Interest in the procedure has increased so much that Dr. Sarah Vij, director of the Cleveland Clinic’s Center for Male Fertility, said she’s had to make more appointments available to help alleviate wait times, which have stretched out to December.

Calls for vasectomy consultations more than doubled in July compared to the same month last year, she said.

“I've opened probably ten extra half days [for vasectomies] and they're filling within days,” she said. “I've never seen this level of demand.”

Zach van Braker, 35, of Brunswick, said the decision in Dobbs v. Jackson Women’s Health Organization and the subsequent banning of abortion in Ohio after a fetal heartbeat is detected, normally around six weeks of pregnancy, was a major factor in his decision to get a vasectomy.

“Banning abortion was a huge driving factor in this because it makes the possibility of an oopsie this much more invasive and intensive process to undo,” he said. “For both of us, that would be that would have been devastating.”

Van Braker said he and his wife have a 7-year-old son and are happy with their family size. That's not uncommon for those who have the procedure. Among women who relied on vasectomy as their primary form of birth control, more than 80% said the reason for the procedure was that they or their partners had all the children they wanted, according to 2015 figures from the National Center for Health Statistics.

Van Braker isn’t the only man whose interest in a vasectomy, a form of permanent sterilization that stops sperm from passing through the vas deferens and mixing with semen, was piqued by the Dobbs decision.

Dr. Charles Modlin, a urologist at MetroHealth, said that he’s been approached by a number of men wondering if a vasectomy was a good alternative for family planning.

“Absolutely it is a great alternative as opposed to women having to undergo tubal ligation,” Dr. Modlin said. “Vasectomy it’s a very safe procedure. It’s 99.9% effective.”

About 500,000 men get vasectomies every year in the U.S., said Modlin.

“But again it’s vastly under-utilized as far as an option for reproductive planning,” he said. “Only about 5% of all married men of reproductive age currently undergo vasectomy.”

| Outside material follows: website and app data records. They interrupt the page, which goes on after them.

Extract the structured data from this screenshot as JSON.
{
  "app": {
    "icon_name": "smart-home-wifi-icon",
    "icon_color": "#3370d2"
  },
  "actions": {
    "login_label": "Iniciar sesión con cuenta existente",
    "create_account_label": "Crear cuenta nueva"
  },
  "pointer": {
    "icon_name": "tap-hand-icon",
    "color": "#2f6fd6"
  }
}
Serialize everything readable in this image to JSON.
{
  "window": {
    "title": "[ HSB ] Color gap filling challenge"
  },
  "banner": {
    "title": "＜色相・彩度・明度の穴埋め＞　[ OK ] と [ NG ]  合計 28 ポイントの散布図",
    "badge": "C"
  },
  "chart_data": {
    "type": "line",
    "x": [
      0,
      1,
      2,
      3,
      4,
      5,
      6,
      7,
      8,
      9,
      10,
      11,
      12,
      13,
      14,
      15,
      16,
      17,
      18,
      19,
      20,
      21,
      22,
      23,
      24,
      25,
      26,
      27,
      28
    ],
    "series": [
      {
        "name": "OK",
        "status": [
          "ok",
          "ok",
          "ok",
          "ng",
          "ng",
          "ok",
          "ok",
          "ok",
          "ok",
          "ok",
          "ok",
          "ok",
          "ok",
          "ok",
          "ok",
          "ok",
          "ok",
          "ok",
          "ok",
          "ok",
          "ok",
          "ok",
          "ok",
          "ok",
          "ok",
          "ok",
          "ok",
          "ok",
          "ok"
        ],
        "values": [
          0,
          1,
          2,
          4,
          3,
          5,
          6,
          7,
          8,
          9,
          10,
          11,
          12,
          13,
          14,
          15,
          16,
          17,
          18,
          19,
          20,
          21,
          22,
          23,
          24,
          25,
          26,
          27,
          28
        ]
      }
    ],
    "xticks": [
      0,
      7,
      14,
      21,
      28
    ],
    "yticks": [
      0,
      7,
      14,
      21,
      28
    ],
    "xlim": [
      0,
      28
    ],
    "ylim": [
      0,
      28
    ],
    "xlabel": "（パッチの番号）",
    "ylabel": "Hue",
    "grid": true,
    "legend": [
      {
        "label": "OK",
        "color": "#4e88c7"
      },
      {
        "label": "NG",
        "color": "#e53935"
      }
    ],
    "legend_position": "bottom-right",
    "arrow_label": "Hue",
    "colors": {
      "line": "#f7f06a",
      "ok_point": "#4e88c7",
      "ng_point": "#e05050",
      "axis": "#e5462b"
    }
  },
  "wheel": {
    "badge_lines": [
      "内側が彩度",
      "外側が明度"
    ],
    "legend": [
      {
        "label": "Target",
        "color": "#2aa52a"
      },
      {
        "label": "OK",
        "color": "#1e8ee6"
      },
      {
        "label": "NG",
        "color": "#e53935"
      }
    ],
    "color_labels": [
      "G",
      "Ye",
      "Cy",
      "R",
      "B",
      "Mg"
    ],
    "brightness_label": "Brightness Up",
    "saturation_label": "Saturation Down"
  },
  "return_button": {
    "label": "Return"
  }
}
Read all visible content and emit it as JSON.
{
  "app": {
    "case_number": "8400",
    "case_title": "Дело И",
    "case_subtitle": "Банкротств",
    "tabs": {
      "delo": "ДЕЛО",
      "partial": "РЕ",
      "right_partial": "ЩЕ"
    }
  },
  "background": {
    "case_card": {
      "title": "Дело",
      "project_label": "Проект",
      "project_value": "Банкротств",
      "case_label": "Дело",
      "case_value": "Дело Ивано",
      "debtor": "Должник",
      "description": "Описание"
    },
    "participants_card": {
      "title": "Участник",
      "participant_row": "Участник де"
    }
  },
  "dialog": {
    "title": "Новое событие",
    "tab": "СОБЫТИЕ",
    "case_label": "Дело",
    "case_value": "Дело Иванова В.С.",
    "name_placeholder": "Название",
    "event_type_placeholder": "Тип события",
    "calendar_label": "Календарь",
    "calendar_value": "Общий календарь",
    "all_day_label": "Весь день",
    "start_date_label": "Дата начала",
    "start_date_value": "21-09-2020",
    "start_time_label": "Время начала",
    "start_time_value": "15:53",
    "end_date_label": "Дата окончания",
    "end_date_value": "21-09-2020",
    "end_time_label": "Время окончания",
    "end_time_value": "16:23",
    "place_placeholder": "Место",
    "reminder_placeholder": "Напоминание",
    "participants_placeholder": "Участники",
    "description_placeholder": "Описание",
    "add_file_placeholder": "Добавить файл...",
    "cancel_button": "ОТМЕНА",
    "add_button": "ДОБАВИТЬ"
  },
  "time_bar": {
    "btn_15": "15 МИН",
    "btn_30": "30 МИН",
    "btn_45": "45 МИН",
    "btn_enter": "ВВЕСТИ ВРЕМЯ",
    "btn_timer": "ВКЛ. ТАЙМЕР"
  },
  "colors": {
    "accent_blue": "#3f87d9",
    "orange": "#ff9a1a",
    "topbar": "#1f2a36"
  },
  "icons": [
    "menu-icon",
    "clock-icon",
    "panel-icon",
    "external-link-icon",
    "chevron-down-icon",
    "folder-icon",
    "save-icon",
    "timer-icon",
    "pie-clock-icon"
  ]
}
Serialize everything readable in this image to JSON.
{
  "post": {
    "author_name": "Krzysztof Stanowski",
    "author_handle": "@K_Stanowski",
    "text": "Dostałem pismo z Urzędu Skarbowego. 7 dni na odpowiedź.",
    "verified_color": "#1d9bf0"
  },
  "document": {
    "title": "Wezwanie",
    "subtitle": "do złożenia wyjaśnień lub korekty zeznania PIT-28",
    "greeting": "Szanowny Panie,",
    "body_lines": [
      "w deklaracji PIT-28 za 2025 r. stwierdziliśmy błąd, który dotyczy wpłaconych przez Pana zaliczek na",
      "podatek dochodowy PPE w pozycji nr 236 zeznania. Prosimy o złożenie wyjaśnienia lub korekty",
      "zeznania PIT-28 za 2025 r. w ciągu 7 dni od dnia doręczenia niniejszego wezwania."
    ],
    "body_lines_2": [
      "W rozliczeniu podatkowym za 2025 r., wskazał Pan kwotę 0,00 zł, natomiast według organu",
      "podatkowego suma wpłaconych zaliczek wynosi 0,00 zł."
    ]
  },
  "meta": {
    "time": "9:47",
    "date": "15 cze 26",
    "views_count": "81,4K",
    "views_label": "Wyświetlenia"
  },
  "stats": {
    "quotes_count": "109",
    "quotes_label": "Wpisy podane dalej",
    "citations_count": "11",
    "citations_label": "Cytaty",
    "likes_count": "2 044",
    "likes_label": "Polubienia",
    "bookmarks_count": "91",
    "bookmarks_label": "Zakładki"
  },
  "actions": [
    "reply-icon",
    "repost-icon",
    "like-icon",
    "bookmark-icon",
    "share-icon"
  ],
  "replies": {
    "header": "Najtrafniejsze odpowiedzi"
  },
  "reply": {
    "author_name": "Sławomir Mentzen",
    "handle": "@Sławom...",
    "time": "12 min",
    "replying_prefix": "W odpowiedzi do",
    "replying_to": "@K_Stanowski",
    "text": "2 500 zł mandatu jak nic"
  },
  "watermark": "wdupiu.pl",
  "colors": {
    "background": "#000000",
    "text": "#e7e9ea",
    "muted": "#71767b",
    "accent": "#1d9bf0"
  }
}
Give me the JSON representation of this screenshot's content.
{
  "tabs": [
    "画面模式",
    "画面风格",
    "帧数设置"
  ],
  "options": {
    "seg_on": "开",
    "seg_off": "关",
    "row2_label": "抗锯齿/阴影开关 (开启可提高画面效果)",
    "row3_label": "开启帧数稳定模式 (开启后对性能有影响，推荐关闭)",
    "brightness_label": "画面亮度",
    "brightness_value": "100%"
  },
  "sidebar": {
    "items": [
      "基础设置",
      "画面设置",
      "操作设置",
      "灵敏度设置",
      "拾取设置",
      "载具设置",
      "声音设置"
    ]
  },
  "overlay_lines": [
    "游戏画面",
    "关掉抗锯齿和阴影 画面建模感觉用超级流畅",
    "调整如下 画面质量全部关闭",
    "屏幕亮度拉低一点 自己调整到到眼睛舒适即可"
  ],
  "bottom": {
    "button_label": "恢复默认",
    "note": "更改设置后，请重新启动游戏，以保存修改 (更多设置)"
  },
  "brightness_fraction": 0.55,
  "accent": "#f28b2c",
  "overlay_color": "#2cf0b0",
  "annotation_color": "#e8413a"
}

The actual procedure itself takes just minutes, said Vij. Recovery lasts about a week and is done at home.

Stephanie is the digital producer/editor of Ideastream Public Media’s health team.